**EXERCISE INSTRUCTIONS**
Word for word, restate the entries below and exclude every image.

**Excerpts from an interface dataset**
-----

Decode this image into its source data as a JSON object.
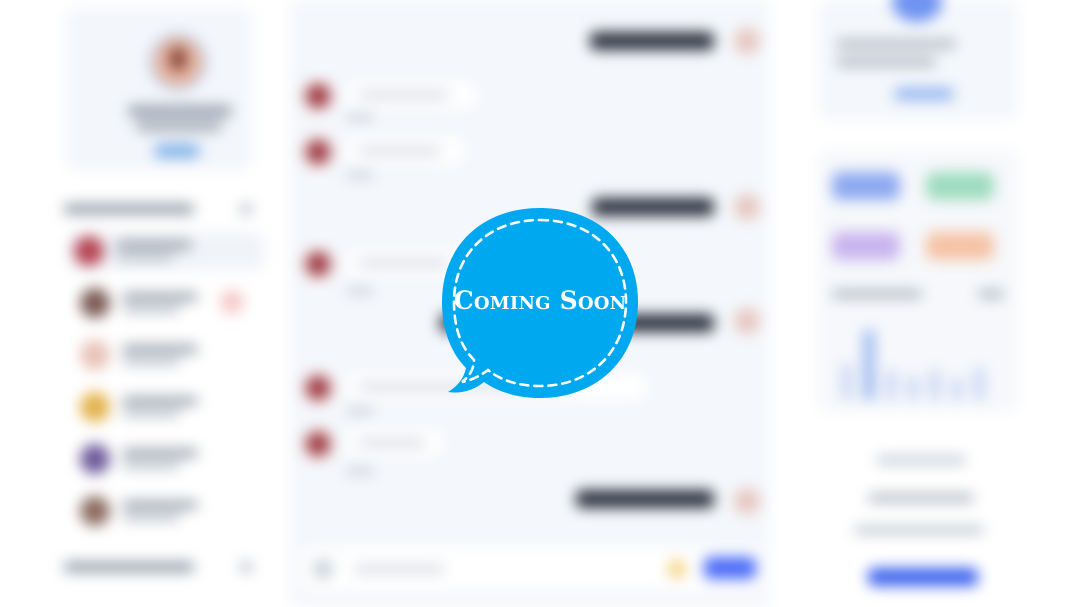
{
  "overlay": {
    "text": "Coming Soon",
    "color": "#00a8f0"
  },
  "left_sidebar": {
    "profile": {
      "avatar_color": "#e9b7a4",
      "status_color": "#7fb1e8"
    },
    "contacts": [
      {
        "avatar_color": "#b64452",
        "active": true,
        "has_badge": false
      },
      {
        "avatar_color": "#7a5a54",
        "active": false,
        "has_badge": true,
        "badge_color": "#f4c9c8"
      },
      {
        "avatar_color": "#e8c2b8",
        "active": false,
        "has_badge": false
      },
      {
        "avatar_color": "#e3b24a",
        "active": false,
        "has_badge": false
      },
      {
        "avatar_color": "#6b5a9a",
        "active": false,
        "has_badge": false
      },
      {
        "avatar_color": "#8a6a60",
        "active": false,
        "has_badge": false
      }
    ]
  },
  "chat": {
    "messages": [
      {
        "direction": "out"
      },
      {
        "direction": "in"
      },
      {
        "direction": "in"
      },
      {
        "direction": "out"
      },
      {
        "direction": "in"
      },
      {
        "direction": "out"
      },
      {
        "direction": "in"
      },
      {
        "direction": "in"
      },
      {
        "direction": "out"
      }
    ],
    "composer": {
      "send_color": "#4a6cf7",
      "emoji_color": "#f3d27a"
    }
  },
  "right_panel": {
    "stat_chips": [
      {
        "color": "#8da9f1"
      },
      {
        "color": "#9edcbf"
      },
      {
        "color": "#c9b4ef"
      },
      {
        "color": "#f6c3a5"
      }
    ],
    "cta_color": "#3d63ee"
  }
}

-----

**ANSWER TO THIS TASK**
Decode this image into its source data as a JSON object.
{
  "overlay": {
    "text": "Coming Soon",
    "color": "#00a8f0"
  },
  "left_sidebar": {
    "profile": {
      "avatar_color": "#e9b7a4",
      "status_color": "#7fb1e8"
    },
    "contacts": [
      {
        "avatar_color": "#b64452",
        "active": true,
        "has_badge": false
      },
      {
        "avatar_color": "#7a5a54",
        "active": false,
        "has_badge": true,
        "badge_color": "#f4c9c8"
      },
      {
        "avatar_color": "#e8c2b8",
        "active": false,
        "has_badge": false
      },
      {
        "avatar_color": "#e3b24a",
        "active": false,
        "has_badge": false
      },
      {
        "avatar_color": "#6b5a9a",
        "active": false,
        "has_badge": false
      },
      {
        "avatar_color": "#8a6a60",
        "active": false,
        "has_badge": false
      }
    ]
  },
  "chat": {
    "messages": [
      {
        "direction": "out"
      },
      {
        "direction": "in"
      },
      {
        "direction": "in"
      },
      {
        "direction": "out"
      },
      {
        "direction": "in"
      },
      {
        "direction": "out"
      },
      {
        "direction": "in"
      },
      {
        "direction": "in"
      },
      {
        "direction": "out"
      }
    ],
    "composer": {
      "send_color": "#4a6cf7",
      "emoji_color": "#f3d27a"
    }
  },
  "right_panel": {
    "stat_chips": [
      {
        "color": "#8da9f1"
      },
      {
        "color": "#9edcbf"
      },
      {
        "color": "#c9b4ef"
      },
      {
        "color": "#f6c3a5"
      }
    ],
    "cta_color": "#3d63ee"
  }
}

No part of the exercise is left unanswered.